There seems to be a lack of understanding of what peace is and how one achieves it. In the field of conflict analysis, there are many ways that peace has been defined over time. It has been defined as the absence of personal violence or the presence of social justice. Johan Galtung has defined peace as “peace-productive, producing a common basis, a feeling of communality in purpose that may pave the way for deeper ties later on.” He also identified three principles that should always been understood as one attempts to define peace:

  1. The term “peace” should be used to articulate goals agreed upon by most people in a society, such as security, health, or education.
  2. These goals may be difficult to achieve, but not impossible to attain.
  3. Peace is the absence of violence.

That last principle makes me laugh, because peace, at least this public form of peace that our leaders seem to be calling for, is always met with violence. What makes peaceful and non-violent actions so morally compelling, so photogenic, so historically sexy, is that peace is always juxtaposed with horrific acts of violence or, at the very least, the threat of horrific violence. International peacekeeping organizations use armed forces to control the spread of violence and administer humanitarian assistance. “Turn the other cheek” implies that you are prepared to get slapped. “We shall overcome” what? Oh yes, getting burned, bombed, and beaten. Hey, what ever happened to those champions for peace Martin Luther King, Jr. and Mahatma Gandhi? Assassinated. Violently. 

The “No justice, no peace” folks have a much better understanding of what peace actually is than the “your cooperation is critical to keep the peace” folks. This is because peace is not a state of being. It is not an end point. If it was it would be the world’s most fragile state of being, as it would only take one warning shot or broken bottle to shatter the peaceful facade. Peace is the sum of the processes and mechanisms within a society that work toward justice. Peace is a long-term process. Peace is messy. Peace is annoying. Peace is loud. Peace is expensive. If one accepts “the presence of social justice” as an adequate definition for peace, then one must certainly recognize peace as the collective actions of a society that move it toward principles of fairness, equality, and justice.

In the context of Ferguson, peace cannot and will not be achieved unless there are apparent steps taken toward fairness and justice. The implication that peace can exist without the promise of justice is insulting to every person who works hard every day, without any recognition and without a decent salary, to create a society in which everyone feels like they belong, like they have something to contribute to it, and like they actually have a chance to live a fulfilling life.

The problem with peace is that it is inherently unstable and democratic in nature; its power and success is vested in the cooperation of the people.

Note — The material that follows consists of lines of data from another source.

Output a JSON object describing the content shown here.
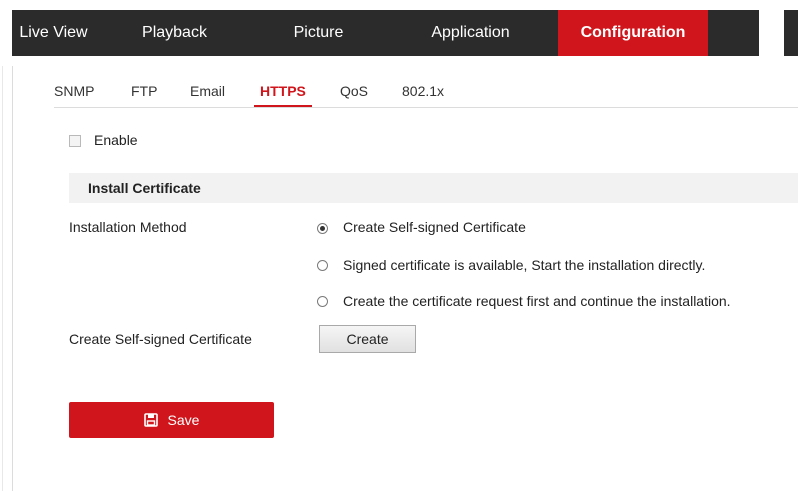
{
  "nav": {
    "items": [
      "Live View",
      "Playback",
      "Picture",
      "Application",
      "Configuration"
    ],
    "active": "Configuration"
  },
  "tabs": {
    "items": [
      "SNMP",
      "FTP",
      "Email",
      "HTTPS",
      "QoS",
      "802.1x"
    ],
    "active": "HTTPS"
  },
  "enable": {
    "label": "Enable",
    "checked": false
  },
  "section": {
    "title": "Install Certificate"
  },
  "install_method": {
    "label": "Installation Method",
    "options": [
      "Create Self-signed Certificate",
      "Signed certificate is available, Start the installation directly.",
      "Create the certificate request first and continue the installation."
    ],
    "selected": 0
  },
  "self_signed": {
    "label": "Create Self-signed Certificate",
    "button": "Create"
  },
  "save": {
    "label": "Save",
    "icon": "save-icon"
  },
  "colors": {
    "accent": "#d0161c",
    "nav_bg": "#2b2b2b",
    "section_bg": "#f2f2f2"
  }
}
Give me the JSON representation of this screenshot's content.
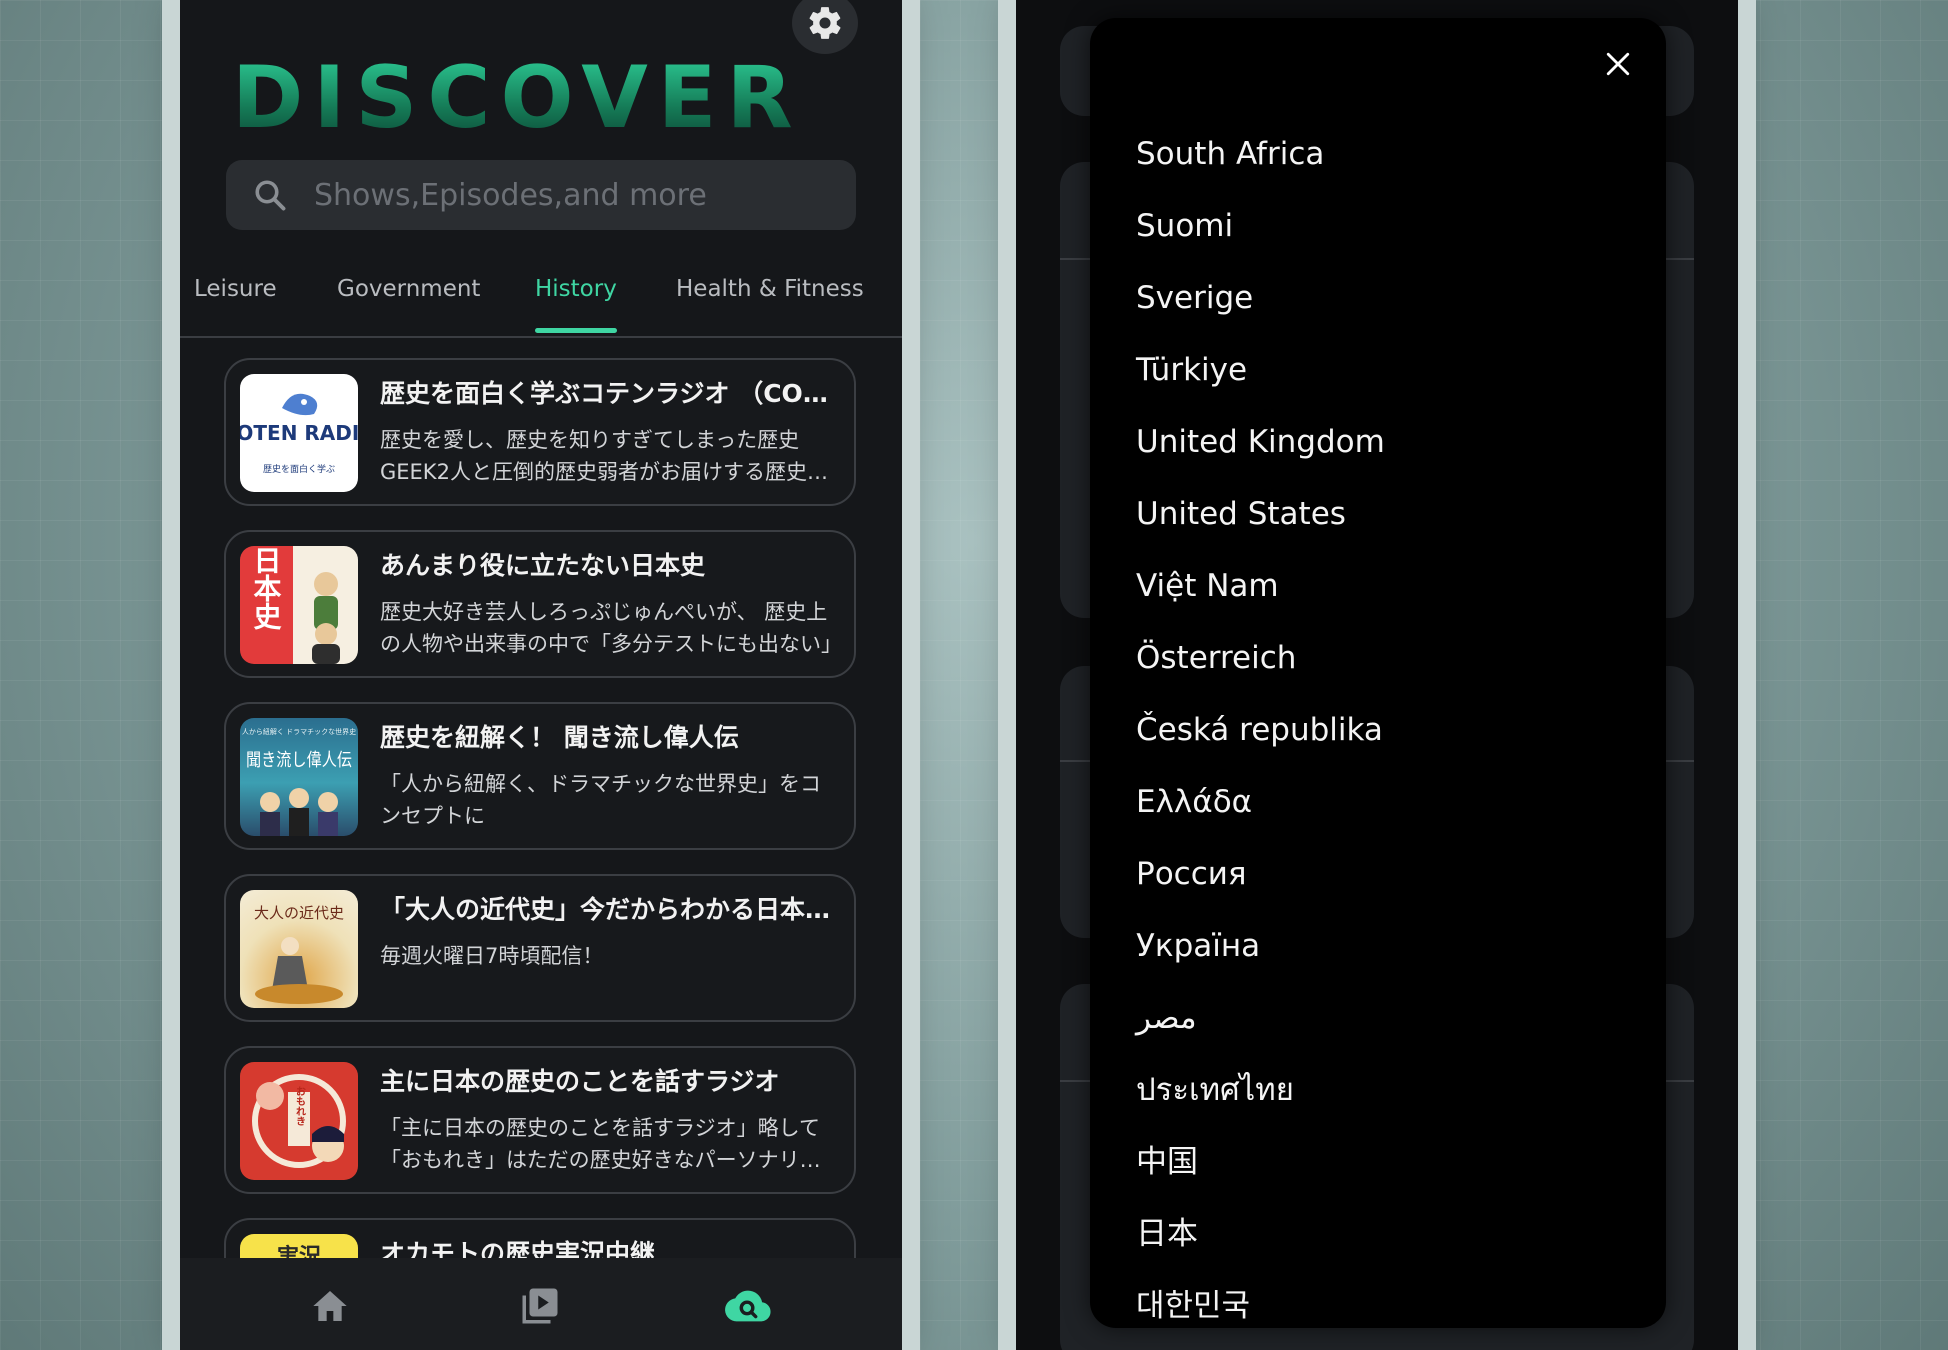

Peace involves constantly redefining power, meanings, relationships, and systems of human interaction. Peace cannot be expected to be attained primarily through political means, as politics depend largely on stability and predictability, but the conditions needed to maintain peace are constantly changing. 

I feel lucky to live in a place that has significant laws, regulations, and processes specifically designed to promote justice and provide opportunities for citizens to feel heard. Violence is used as a means to gain recognition and amplify the message that an individual or group is trying to send. Our country is supposed to be set up in a way that recognizes that everyone, regardless of race or religion or ability or gender or education level or income or sexuality, has a valid perspective to contribute and a valid concern to be heard. When those systems fail us and we feel as though our voice has been reduced to that of a whisper, when justice only appears to be working in favor of those with power, then peace is impossible and it is impractical, unreasonable, and frankly un-American to demand it.